■ **WHAT THE TASK REQUIRES**:
Please give the count of lines below with the string "circle" in them, and no other words.

■ **DATA EXCERPTS**:

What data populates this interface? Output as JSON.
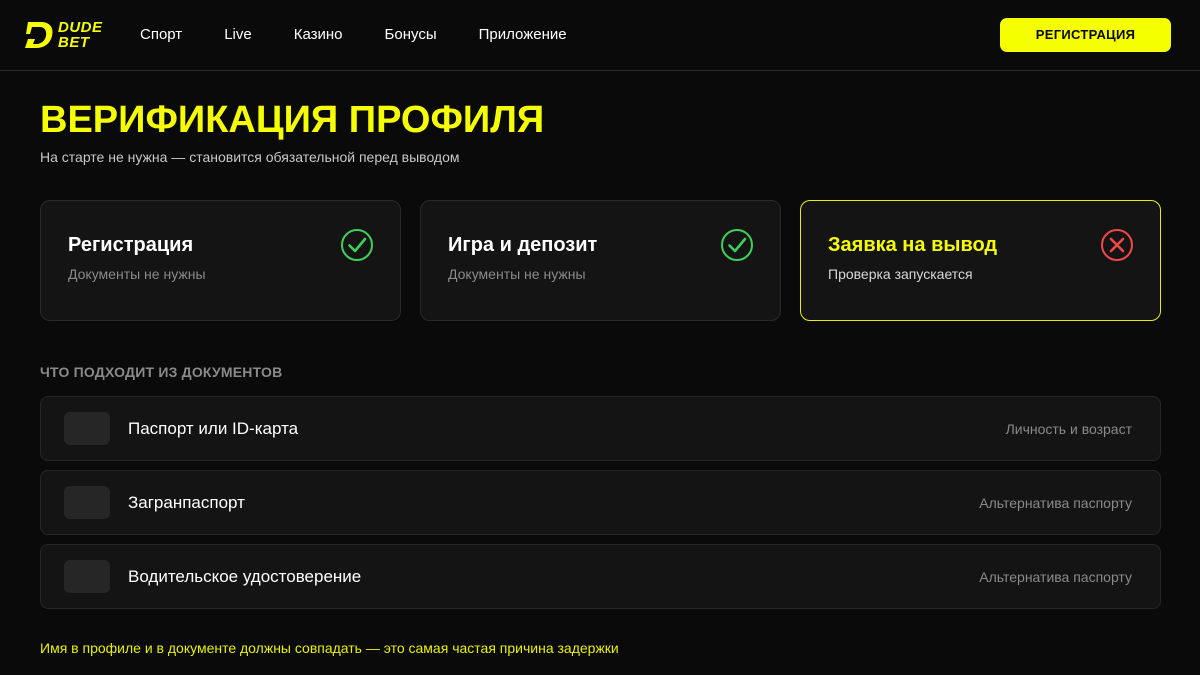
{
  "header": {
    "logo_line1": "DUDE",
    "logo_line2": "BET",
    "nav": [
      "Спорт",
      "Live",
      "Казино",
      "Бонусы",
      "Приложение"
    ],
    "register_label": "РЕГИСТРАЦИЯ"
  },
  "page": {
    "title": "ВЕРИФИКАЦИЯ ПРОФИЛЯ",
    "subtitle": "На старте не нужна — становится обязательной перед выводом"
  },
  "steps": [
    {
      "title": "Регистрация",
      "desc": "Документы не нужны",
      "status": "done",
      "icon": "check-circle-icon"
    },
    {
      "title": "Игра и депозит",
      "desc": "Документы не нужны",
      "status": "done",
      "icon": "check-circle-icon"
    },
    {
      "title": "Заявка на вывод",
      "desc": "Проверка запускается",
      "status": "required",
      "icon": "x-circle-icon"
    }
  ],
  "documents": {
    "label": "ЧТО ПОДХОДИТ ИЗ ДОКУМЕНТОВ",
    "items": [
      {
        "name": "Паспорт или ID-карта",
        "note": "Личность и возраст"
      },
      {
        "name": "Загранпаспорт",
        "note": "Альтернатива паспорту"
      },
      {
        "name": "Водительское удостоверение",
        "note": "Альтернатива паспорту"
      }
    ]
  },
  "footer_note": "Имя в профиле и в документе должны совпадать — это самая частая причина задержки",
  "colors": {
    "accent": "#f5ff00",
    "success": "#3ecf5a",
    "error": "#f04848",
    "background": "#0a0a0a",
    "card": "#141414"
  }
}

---

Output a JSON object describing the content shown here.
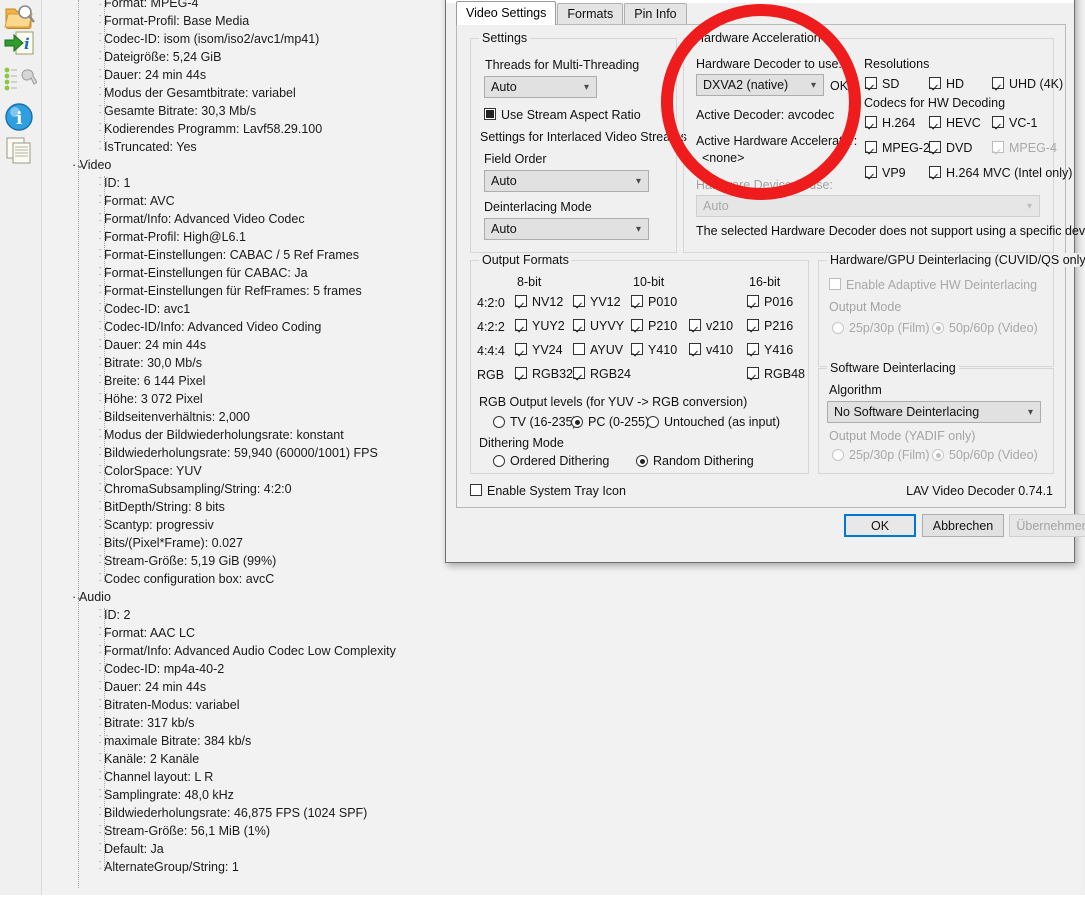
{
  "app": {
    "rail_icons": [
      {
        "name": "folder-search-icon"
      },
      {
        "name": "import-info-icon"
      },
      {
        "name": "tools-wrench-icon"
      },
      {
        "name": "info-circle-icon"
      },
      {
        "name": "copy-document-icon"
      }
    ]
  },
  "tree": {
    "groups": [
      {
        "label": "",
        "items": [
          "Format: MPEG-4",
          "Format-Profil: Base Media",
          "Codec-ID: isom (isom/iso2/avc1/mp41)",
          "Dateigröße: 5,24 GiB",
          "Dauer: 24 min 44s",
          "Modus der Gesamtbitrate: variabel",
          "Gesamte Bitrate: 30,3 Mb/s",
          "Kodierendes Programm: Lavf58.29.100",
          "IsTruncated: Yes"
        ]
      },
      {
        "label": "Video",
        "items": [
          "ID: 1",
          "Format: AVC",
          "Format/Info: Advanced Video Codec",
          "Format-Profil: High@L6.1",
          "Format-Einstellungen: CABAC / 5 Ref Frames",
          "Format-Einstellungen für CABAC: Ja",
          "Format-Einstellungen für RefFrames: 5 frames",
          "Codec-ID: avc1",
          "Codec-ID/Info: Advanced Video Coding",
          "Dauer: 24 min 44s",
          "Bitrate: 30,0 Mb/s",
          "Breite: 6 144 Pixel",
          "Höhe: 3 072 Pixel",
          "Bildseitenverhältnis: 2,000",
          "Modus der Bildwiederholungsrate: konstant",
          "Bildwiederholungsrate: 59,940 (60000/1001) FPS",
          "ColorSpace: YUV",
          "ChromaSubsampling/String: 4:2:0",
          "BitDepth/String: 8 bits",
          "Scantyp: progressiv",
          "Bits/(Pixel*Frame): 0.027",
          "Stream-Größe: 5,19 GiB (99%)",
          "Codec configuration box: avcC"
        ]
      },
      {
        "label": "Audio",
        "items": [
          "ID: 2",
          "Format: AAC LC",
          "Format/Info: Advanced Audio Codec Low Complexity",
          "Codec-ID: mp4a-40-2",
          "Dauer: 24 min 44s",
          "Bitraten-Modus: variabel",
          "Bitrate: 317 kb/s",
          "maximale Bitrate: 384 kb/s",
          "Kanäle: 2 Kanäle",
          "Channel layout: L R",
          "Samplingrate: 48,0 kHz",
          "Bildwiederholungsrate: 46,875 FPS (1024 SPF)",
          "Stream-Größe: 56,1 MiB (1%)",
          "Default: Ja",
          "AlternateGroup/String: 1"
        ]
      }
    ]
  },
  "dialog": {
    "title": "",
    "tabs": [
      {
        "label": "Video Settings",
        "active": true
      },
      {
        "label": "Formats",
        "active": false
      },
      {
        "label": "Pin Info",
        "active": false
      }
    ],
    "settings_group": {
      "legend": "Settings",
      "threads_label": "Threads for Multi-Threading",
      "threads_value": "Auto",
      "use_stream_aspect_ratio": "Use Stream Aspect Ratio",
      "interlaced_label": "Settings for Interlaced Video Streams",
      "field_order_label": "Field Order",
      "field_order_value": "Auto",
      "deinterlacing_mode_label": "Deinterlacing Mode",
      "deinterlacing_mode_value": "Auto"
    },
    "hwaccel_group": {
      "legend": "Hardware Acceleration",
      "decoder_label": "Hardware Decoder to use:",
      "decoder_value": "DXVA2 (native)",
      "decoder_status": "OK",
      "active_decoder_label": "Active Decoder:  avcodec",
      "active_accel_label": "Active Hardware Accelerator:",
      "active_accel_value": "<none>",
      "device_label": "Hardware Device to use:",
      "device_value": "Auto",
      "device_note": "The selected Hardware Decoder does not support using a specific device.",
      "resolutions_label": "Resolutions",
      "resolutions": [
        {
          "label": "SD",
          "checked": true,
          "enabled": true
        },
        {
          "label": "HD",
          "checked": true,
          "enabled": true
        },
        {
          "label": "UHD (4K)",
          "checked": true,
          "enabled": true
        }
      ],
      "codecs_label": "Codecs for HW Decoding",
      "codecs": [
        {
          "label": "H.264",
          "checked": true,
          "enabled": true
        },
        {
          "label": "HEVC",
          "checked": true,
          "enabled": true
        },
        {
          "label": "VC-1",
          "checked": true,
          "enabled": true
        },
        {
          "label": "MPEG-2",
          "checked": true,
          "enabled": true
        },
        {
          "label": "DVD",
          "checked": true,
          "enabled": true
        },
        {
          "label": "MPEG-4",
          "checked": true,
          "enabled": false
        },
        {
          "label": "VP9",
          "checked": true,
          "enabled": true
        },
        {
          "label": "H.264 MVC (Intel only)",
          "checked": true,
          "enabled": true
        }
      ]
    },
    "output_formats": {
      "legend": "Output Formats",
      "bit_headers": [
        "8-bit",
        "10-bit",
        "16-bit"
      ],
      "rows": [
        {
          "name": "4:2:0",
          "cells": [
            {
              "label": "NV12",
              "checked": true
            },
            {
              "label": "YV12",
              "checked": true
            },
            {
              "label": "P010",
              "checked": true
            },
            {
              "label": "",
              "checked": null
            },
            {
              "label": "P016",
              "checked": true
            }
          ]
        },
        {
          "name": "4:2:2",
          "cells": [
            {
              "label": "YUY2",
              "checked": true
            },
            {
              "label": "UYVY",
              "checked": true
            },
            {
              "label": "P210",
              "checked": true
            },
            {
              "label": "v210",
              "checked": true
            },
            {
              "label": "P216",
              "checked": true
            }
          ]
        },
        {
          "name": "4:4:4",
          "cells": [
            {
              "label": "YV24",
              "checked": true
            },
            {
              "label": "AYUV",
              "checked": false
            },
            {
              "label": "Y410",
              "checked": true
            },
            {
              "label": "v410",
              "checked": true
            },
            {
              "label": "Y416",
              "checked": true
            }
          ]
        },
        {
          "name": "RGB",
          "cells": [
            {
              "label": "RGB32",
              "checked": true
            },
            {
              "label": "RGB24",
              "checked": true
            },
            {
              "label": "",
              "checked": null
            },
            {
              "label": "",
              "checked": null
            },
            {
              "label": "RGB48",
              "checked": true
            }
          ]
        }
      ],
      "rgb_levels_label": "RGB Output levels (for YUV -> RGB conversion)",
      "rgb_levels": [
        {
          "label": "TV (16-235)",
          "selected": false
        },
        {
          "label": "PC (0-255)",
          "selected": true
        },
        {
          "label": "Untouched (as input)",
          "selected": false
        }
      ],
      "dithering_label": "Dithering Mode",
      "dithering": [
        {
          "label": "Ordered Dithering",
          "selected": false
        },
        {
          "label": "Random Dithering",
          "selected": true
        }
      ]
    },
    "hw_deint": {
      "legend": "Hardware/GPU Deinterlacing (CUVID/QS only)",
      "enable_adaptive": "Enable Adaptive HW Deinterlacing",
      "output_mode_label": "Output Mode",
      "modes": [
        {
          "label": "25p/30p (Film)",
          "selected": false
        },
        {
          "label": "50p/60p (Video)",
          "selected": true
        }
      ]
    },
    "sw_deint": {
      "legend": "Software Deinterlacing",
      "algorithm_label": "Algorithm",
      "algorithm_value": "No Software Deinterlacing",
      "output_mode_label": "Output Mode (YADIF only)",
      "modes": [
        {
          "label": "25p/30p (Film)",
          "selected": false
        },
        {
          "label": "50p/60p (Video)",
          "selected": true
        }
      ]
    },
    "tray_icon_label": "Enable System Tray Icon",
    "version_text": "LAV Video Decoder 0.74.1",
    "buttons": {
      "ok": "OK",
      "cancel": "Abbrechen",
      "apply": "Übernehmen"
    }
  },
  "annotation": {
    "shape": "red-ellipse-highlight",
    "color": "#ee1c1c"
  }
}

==

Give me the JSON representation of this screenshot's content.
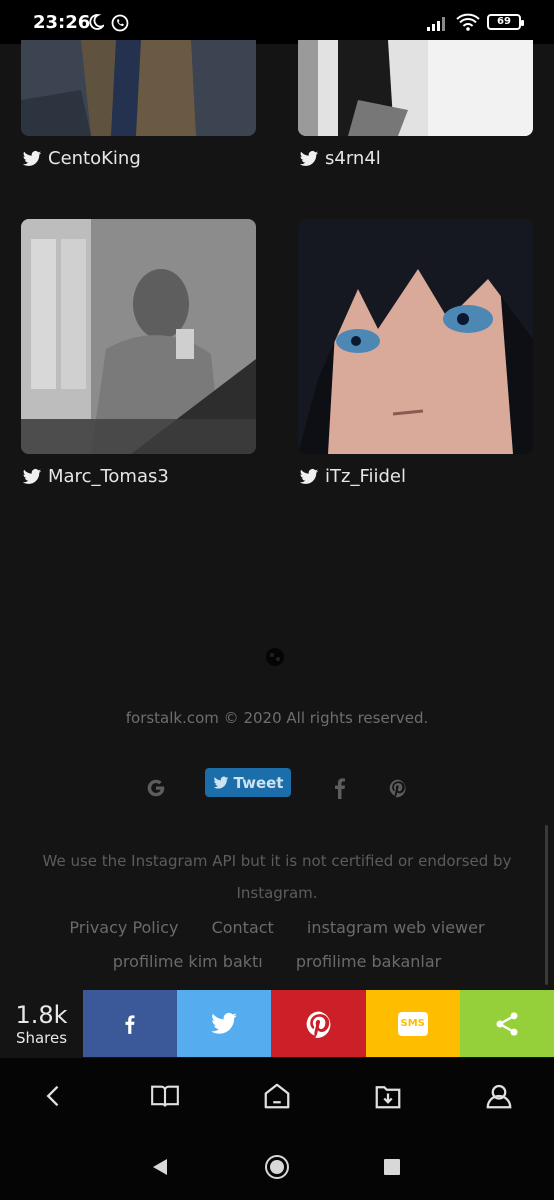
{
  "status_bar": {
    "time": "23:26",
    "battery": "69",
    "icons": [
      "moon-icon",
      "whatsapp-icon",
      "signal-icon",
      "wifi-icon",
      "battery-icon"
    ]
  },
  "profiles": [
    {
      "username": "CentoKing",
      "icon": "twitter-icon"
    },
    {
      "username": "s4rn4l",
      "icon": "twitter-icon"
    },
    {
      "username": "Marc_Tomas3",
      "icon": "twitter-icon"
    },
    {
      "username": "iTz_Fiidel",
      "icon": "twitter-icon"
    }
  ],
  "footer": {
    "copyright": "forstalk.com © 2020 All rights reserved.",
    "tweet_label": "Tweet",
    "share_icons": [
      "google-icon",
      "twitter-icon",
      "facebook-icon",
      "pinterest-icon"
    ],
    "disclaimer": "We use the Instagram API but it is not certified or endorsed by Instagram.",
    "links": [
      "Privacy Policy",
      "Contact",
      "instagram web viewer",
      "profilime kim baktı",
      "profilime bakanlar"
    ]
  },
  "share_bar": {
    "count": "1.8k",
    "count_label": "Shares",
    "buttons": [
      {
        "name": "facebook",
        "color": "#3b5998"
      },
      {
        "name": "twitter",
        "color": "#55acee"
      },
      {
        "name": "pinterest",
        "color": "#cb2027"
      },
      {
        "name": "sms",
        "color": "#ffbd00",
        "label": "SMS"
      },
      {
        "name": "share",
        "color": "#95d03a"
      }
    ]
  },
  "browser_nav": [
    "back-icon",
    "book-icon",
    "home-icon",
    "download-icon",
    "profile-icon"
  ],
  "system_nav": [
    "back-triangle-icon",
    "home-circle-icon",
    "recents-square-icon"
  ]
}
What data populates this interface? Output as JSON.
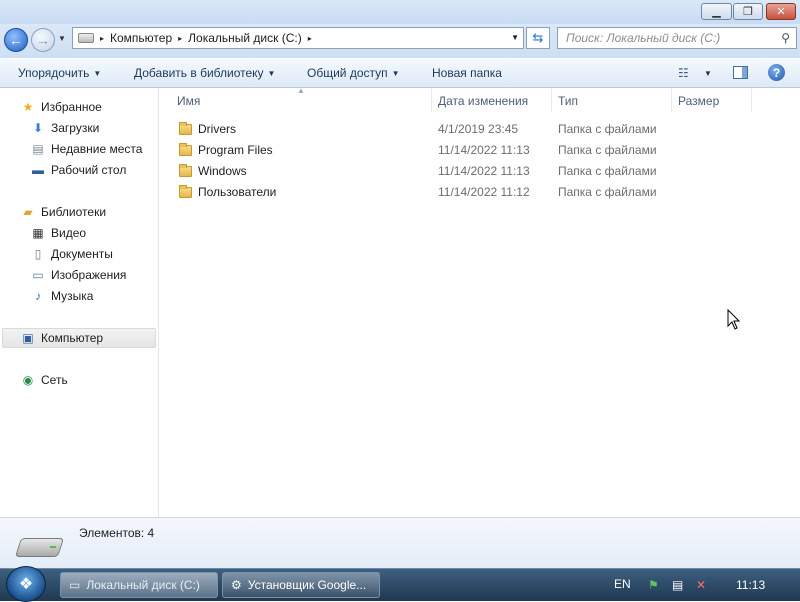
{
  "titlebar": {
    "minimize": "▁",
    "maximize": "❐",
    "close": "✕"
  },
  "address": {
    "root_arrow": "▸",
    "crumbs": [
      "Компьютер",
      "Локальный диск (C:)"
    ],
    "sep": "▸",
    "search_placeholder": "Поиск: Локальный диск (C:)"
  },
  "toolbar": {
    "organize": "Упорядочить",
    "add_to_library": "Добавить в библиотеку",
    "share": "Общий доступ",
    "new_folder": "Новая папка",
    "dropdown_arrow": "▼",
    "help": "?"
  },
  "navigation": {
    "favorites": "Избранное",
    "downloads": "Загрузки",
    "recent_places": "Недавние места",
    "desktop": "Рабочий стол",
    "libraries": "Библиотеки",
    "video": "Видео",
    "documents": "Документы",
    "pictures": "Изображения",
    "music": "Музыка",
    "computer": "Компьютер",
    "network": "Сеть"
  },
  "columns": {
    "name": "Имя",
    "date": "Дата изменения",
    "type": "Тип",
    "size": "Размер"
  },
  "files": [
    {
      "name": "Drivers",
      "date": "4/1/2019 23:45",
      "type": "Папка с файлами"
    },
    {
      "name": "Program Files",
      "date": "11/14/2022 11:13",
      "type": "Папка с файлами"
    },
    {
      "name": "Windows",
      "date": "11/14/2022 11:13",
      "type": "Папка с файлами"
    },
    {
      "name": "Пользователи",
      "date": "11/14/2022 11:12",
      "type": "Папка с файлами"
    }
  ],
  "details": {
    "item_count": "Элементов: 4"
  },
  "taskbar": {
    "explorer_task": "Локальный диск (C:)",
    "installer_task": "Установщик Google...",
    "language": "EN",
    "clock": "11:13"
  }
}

■ **ANSWER TO THE EXERCISE**:
5